### What is being asked
Pull out each line of the records holding the string "this".

### Data section
----------------

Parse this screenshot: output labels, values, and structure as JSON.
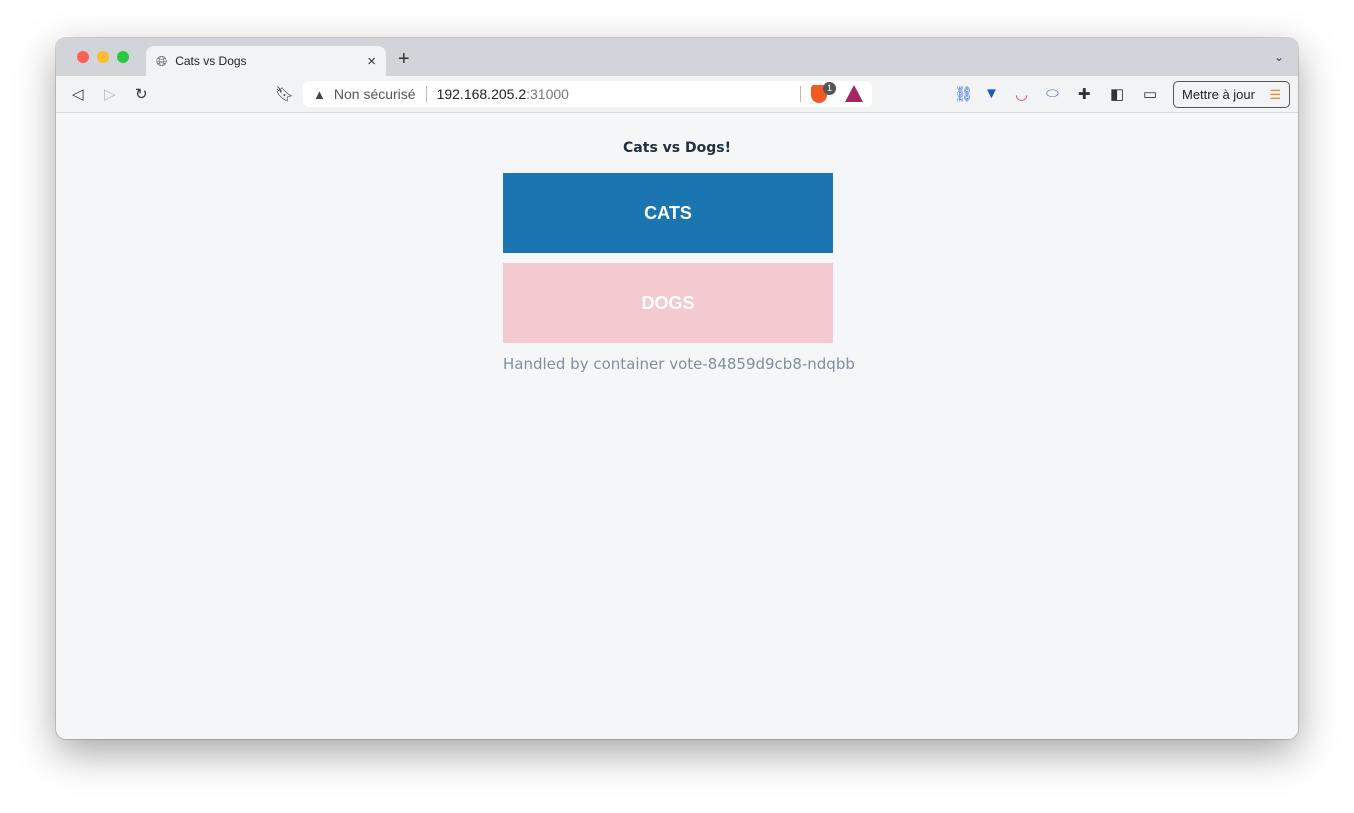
{
  "browser": {
    "tab_title": "Cats vs Dogs",
    "security_label": "Non sécurisé",
    "url_host": "192.168.205.2",
    "url_port": ":31000",
    "brave_badge": "1",
    "update_button": "Mettre à jour"
  },
  "page": {
    "heading": "Cats vs Dogs!",
    "option_a": "CATS",
    "option_b": "DOGS",
    "footer": "Handled by container vote-84859d9cb8-ndqbb"
  },
  "colors": {
    "cats": "#1a75b0",
    "dogs": "#f4c9d0",
    "background": "#f5f6f8"
  }
}
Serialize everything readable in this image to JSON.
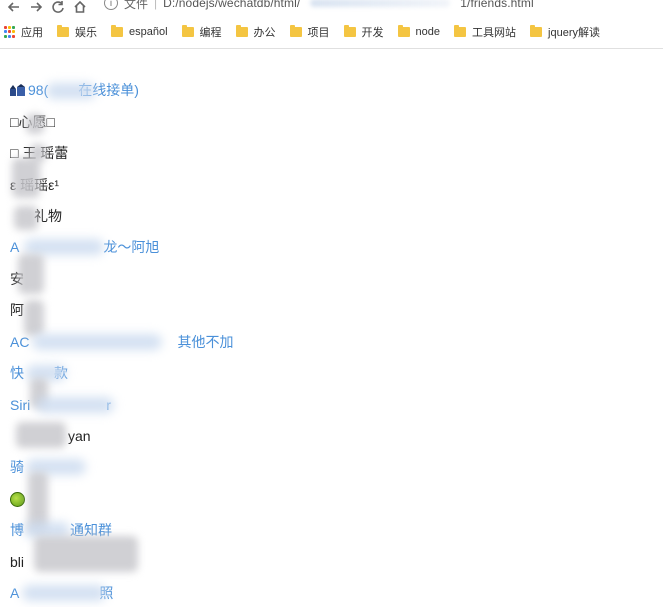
{
  "browser": {
    "address_prefix": "文件",
    "url": "D:/nodejs/wechatdb/html/",
    "url_tail": "1/friends.html"
  },
  "bookmarks": {
    "apps_label": "应用",
    "items": [
      {
        "label": "娱乐"
      },
      {
        "label": "español"
      },
      {
        "label": "编程"
      },
      {
        "label": "办公"
      },
      {
        "label": "项目"
      },
      {
        "label": "开发"
      },
      {
        "label": "node"
      },
      {
        "label": "工具网站"
      },
      {
        "label": "jquery解读"
      }
    ]
  },
  "friends": [
    {
      "text": "98(",
      "suffix": "在线接单)",
      "type": "link"
    },
    {
      "text": "□心愿□",
      "type": "plain"
    },
    {
      "text": "□ 王 瑶蕾",
      "type": "plain"
    },
    {
      "text": "ε 瑶瑶ε¹",
      "type": "plain"
    },
    {
      "text": "礼物",
      "type": "plain"
    },
    {
      "text": "A",
      "suffix": "龙～阿旭",
      "type": "link"
    },
    {
      "text": "安",
      "type": "plain"
    },
    {
      "text": "阿",
      "type": "plain"
    },
    {
      "text": "AC",
      "suffix": "其他不加",
      "type": "link"
    },
    {
      "text": "快",
      "suffix": "款",
      "type": "link"
    },
    {
      "text": "Siri",
      "suffix": "r",
      "type": "link"
    },
    {
      "text": "yan",
      "type": "plain"
    },
    {
      "text": "骑",
      "type": "link"
    },
    {
      "text": "",
      "type": "plain"
    },
    {
      "text": "博",
      "suffix": "通知群",
      "type": "link"
    },
    {
      "text": "bli",
      "type": "plain"
    },
    {
      "text": "A",
      "suffix": "照",
      "type": "link"
    }
  ]
}
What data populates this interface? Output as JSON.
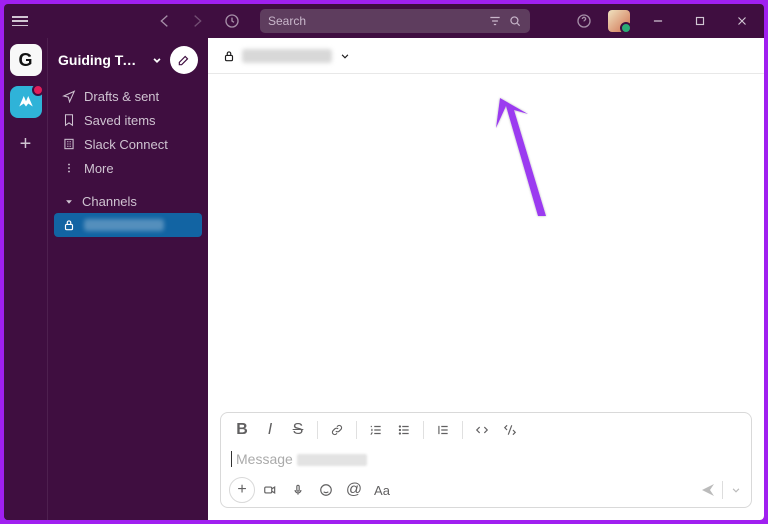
{
  "titlebar": {
    "search_placeholder": "Search"
  },
  "workspace": {
    "name": "Guiding Tec...",
    "tile1": "G",
    "tile2": " "
  },
  "sidebar": {
    "items": [
      {
        "label": "Drafts & sent"
      },
      {
        "label": "Saved items"
      },
      {
        "label": "Slack Connect"
      },
      {
        "label": "More"
      }
    ],
    "section_channels": "Channels"
  },
  "composer": {
    "placeholder": "Message"
  }
}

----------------

### Result
Parse this screenshot: output labels, values, and structure as JSON.
Serialize everything readable in this image to JSON.
What data populates this interface? Output as JSON.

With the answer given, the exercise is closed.